The Anita Borg Institute is another organization working towards increasing the representation of women in technology.
Various programs specifically aim to support women in technology leadership positions. For example, many organizations, like those mentioned above, offer mentorship programs, socializing events, and leadership training opportunities specifically for women in the industry. These programs can help women develop the skills and connections needed to succeed in leadership roles.
As well as this, as the role of technology continues to increase in every aspect of modern life, there is a need for skilled professionals who can develop and manage these systems. This presents a great opportunity for women interested in chasing technological careers, as there is likely to be strong demand for their skills.
What We Need To Do?
A more diverse leadership and workforce in technology can only mean positive growth for organizations and businesses. But, to wholeheartedly work towards this, everyone must get on board – including men.
The first step should be to commit to a holistic diversity, equity, and inclusion (DEI) strategy. This aims to create an inclusive culture to recruit and retain a diverse workforce. Next, it is essential to establish goal-setting, transparency, and accountability. Tech companies should aim to identify diversity metrics, report results, and track progress to revise their approach and improve.
Finally, tech companies must establish creative programs to hire, retain, and promote a diverse workforce. This may involve building programs to recruit and upskill unique talent. Companies should give mentorship programs and development opportunities to support neglected groups. Since less than a quarter of tech, media, and telecom companies have taken these steps, according to a report by Deloitte, there is much room for improvement.
Let’s conquer biases as we move towards a more equitable and diverse future. We must be open to change and willing to uplift and empower women as leaders.
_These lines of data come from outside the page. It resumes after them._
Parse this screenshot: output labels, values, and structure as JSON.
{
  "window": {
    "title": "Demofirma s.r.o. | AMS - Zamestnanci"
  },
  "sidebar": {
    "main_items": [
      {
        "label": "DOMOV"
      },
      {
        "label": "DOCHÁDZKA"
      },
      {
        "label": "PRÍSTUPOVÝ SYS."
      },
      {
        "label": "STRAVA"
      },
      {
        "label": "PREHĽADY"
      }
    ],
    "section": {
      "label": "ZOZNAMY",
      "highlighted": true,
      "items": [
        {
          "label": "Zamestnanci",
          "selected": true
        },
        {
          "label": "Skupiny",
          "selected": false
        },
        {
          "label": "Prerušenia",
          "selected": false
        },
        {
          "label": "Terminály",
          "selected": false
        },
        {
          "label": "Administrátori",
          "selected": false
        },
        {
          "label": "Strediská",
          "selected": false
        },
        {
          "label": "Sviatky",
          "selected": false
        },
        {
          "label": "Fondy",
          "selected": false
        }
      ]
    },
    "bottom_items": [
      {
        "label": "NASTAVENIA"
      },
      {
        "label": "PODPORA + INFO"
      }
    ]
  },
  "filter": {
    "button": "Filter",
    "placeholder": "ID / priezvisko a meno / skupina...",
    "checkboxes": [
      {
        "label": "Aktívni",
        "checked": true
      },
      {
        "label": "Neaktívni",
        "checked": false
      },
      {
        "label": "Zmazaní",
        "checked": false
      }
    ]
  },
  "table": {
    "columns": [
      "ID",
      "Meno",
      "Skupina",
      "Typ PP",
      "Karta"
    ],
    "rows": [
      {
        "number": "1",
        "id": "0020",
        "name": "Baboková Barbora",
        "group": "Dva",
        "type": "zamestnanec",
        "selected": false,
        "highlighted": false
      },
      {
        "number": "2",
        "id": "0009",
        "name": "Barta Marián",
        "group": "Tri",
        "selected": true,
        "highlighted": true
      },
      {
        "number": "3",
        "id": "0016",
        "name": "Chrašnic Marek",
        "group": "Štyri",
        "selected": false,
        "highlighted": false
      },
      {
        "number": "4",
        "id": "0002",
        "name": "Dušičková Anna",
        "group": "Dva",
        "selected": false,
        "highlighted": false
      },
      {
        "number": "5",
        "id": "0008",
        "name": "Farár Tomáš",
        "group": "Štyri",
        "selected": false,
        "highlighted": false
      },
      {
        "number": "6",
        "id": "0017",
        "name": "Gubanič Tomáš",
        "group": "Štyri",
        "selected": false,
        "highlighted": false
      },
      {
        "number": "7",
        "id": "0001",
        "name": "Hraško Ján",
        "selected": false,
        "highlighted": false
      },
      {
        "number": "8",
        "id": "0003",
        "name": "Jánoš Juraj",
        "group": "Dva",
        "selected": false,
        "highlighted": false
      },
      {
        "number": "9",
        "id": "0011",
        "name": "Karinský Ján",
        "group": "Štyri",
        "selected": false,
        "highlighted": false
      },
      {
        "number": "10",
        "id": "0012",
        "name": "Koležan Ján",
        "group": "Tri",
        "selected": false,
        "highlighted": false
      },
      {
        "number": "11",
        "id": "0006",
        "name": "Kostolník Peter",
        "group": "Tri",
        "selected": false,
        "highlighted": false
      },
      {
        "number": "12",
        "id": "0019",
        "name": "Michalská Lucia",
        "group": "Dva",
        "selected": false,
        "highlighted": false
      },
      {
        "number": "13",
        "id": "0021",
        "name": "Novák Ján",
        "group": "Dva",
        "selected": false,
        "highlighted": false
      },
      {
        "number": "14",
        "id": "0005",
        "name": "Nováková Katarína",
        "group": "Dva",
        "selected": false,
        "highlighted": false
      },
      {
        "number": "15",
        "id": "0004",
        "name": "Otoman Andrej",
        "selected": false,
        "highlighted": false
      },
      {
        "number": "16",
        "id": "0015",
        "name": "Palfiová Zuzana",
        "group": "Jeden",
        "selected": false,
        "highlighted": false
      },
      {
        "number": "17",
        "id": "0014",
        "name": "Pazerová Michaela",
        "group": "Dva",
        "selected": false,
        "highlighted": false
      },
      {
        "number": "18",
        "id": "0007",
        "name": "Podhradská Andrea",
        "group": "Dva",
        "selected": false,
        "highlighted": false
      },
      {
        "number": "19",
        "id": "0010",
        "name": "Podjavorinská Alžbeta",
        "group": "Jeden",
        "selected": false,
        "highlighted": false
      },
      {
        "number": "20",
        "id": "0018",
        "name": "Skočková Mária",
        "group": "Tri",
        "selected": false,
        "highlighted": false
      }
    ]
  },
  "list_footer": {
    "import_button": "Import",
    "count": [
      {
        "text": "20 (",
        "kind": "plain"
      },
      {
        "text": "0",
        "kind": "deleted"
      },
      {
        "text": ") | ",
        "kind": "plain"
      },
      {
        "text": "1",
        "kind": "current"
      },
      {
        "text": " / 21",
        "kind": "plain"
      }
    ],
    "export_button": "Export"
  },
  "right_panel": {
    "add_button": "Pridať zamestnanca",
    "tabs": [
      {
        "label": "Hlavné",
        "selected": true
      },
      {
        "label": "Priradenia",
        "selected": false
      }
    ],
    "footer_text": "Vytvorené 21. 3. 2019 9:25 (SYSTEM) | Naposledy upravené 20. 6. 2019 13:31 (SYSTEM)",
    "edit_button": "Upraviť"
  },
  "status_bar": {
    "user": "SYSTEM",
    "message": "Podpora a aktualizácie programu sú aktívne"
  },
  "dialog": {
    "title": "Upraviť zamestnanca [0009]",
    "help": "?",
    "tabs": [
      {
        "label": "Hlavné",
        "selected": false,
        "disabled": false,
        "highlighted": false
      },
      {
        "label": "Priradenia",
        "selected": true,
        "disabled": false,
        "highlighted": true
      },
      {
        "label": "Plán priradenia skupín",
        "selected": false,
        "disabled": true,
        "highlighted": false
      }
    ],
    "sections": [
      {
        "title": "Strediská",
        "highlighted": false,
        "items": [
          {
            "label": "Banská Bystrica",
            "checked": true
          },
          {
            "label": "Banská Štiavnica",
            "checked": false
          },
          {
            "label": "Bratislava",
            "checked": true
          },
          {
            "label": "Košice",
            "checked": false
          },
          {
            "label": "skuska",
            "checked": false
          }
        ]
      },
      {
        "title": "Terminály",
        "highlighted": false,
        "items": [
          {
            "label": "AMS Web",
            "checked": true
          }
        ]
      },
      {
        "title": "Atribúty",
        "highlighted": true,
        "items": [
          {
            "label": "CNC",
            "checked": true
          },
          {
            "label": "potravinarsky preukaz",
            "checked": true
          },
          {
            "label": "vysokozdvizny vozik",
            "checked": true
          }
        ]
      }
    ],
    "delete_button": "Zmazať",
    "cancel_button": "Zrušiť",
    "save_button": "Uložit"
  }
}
It’s time to break the hurdles that held women back for a long and create a better future for all.
So the question remains, will you join the movement towards equality and diversity in leadership, or will you remain a gazer?
Featured Image Credit: Pexels; Thank you!